ZD: When you’re not expressing yourself through makeup, what are you doing for fun?
Claus: I mean theater for sure! I really want to pursue that as a career and go to college for musical theatre.
I’m actually a skier. That’s something that I don’t really talk about much, but I’m actually on the national ski team for giant slalom. I also love to write and being in high school still have a very rigorous academic life.
ZD: Your goals clearly include theatre and makeup. Do you have anything else in your future plans?
Claus: Well my backup plan if theatre falls through and makeup doesn’t quite pan out has always been teaching. I could also teach drama!
ZD: What is it like to be a high school student as well as a social media phenomenon? And what’s that balance like?
Claus: I worry about it. I won’t lie. I worry about turning into Amanda Bynes. I know that may sound self-aggrandizing, but I worry about the long-term effects of having this kind of attention. We’ll definitely have to wait and see what the long-term effects will be, as this is my first glimpse into the brand ambassador and influencing sphere. I haven’t been here for a substantial amount of time.

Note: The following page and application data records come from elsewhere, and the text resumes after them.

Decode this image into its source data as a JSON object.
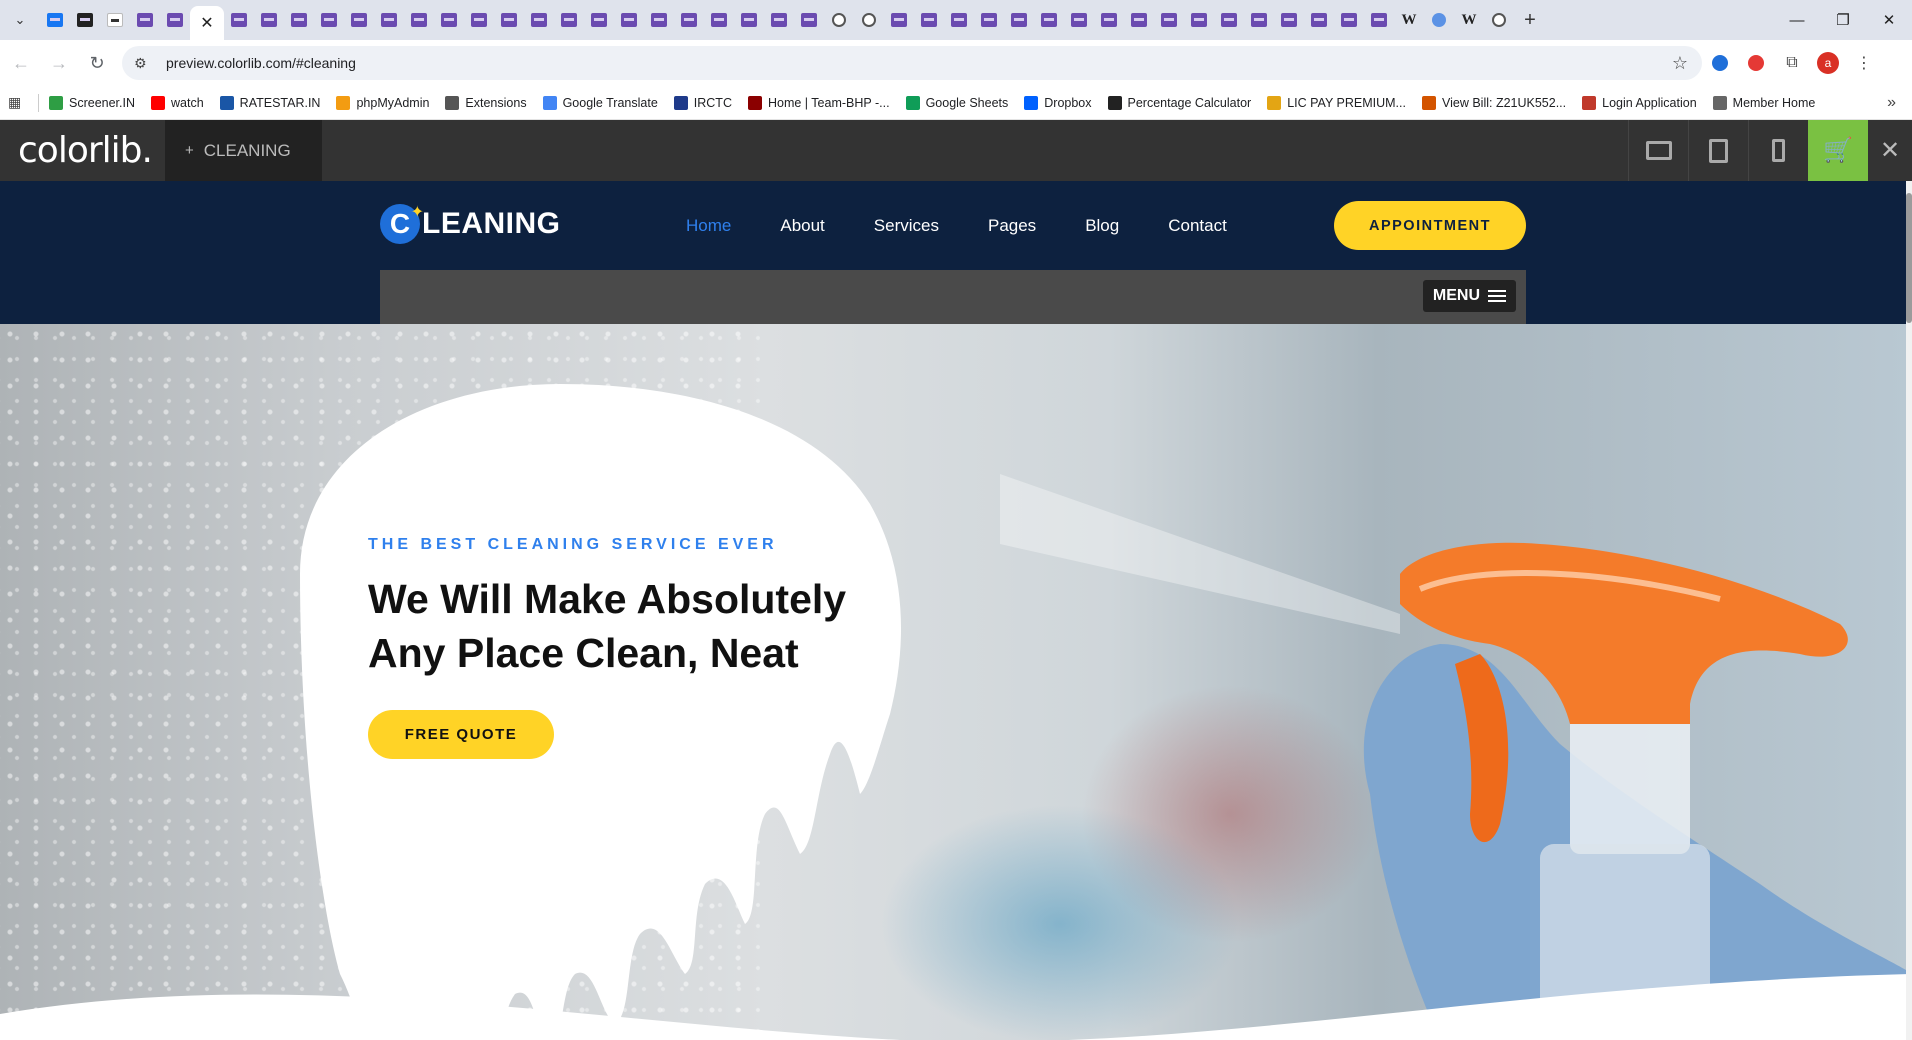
{
  "browser": {
    "tab_search_glyph": "⌄",
    "new_tab_glyph": "+",
    "window": {
      "minimize": "—",
      "restore": "❐",
      "close": "✕"
    },
    "url": "preview.colorlib.com/#cleaning",
    "profile_initial": "a"
  },
  "bookmarks": [
    {
      "label": "Screener.IN",
      "color": "#2e9e44"
    },
    {
      "label": "watch",
      "color": "#ff0000"
    },
    {
      "label": "RATESTAR.IN",
      "color": "#1a56a6"
    },
    {
      "label": "phpMyAdmin",
      "color": "#f39c12"
    },
    {
      "label": "Extensions",
      "color": "#555555"
    },
    {
      "label": "Google Translate",
      "color": "#4285f4"
    },
    {
      "label": "IRCTC",
      "color": "#1e3a8a"
    },
    {
      "label": "Home | Team-BHP -...",
      "color": "#8b0000"
    },
    {
      "label": "Google Sheets",
      "color": "#0f9d58"
    },
    {
      "label": "Dropbox",
      "color": "#0061fe"
    },
    {
      "label": "Percentage Calculator",
      "color": "#222222"
    },
    {
      "label": "LIC PAY PREMIUM...",
      "color": "#e3a514"
    },
    {
      "label": "View Bill: Z21UK552...",
      "color": "#d35400"
    },
    {
      "label": "Login Application",
      "color": "#c0392b"
    },
    {
      "label": "Member Home",
      "color": "#666666"
    }
  ],
  "colorlib": {
    "logo": "colorlib.",
    "theme_plus": "+",
    "theme_name": "CLEANING",
    "cart_glyph": "🛒",
    "close_glyph": "✕"
  },
  "site": {
    "logo_letter": "C",
    "logo_word": "LEANING",
    "nav": [
      "Home",
      "About",
      "Services",
      "Pages",
      "Blog",
      "Contact"
    ],
    "appointment": "APPOINTMENT",
    "menu": "MENU"
  },
  "hero": {
    "kicker": "THE BEST CLEANING SERVICE EVER",
    "title_line1": "We Will Make Absolutely",
    "title_line2": "Any Place Clean, Neat",
    "quote_button": "FREE QUOTE"
  },
  "colors": {
    "header_bg": "#0d213f",
    "accent_yellow": "#ffd326",
    "accent_blue": "#2f80ed",
    "cart_green": "#7ac142"
  }
}
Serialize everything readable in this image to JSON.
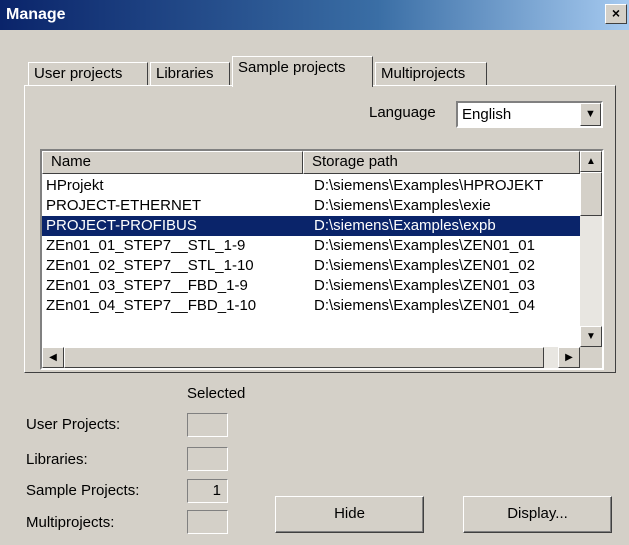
{
  "window": {
    "title": "Manage",
    "close_label": "×"
  },
  "tabs": [
    {
      "label": "User projects"
    },
    {
      "label": "Libraries"
    },
    {
      "label": "Sample projects"
    },
    {
      "label": "Multiprojects"
    }
  ],
  "active_tab": "Sample projects",
  "language": {
    "label": "Language",
    "value": "English"
  },
  "list": {
    "columns": [
      "Name",
      "Storage path"
    ],
    "rows": [
      {
        "name": "HProjekt",
        "path": "D:\\siemens\\Examples\\HPROJEKT"
      },
      {
        "name": "PROJECT-ETHERNET",
        "path": "D:\\siemens\\Examples\\exie"
      },
      {
        "name": "PROJECT-PROFIBUS",
        "path": "D:\\siemens\\Examples\\expb"
      },
      {
        "name": "ZEn01_01_STEP7__STL_1-9",
        "path": "D:\\siemens\\Examples\\ZEN01_01"
      },
      {
        "name": "ZEn01_02_STEP7__STL_1-10",
        "path": "D:\\siemens\\Examples\\ZEN01_02"
      },
      {
        "name": "ZEn01_03_STEP7__FBD_1-9",
        "path": "D:\\siemens\\Examples\\ZEN01_03"
      },
      {
        "name": "ZEn01_04_STEP7__FBD_1-10",
        "path": "D:\\siemens\\Examples\\ZEN01_04"
      }
    ],
    "selected_row": "PROJECT-PROFIBUS"
  },
  "selected": {
    "header": "Selected",
    "items": [
      {
        "label": "User Projects:",
        "value": ""
      },
      {
        "label": "Libraries:",
        "value": ""
      },
      {
        "label": "Sample Projects:",
        "value": "1"
      },
      {
        "label": "Multiprojects:",
        "value": ""
      }
    ]
  },
  "buttons": {
    "hide": "Hide",
    "display": "Display..."
  },
  "icons": {
    "close": "close-icon",
    "dropdown": "chevron-down-icon",
    "scroll_up": "arrow-up-icon",
    "scroll_down": "arrow-down-icon",
    "scroll_left": "arrow-left-icon",
    "scroll_right": "arrow-right-icon"
  }
}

This is the first generation where high schoolers are becoming viral and famous just through social media, as opposed to traditional pathways. My biggest fear in life is fizzling out. I don’t want to look back in life and realize that I peaked in high school. I want to make sure that I keep pushing forward. I will say that it is weird to be that influencer guy in high school, but I thoroughly enjoy it. You know that people are looking at you, so you just have to be very aware.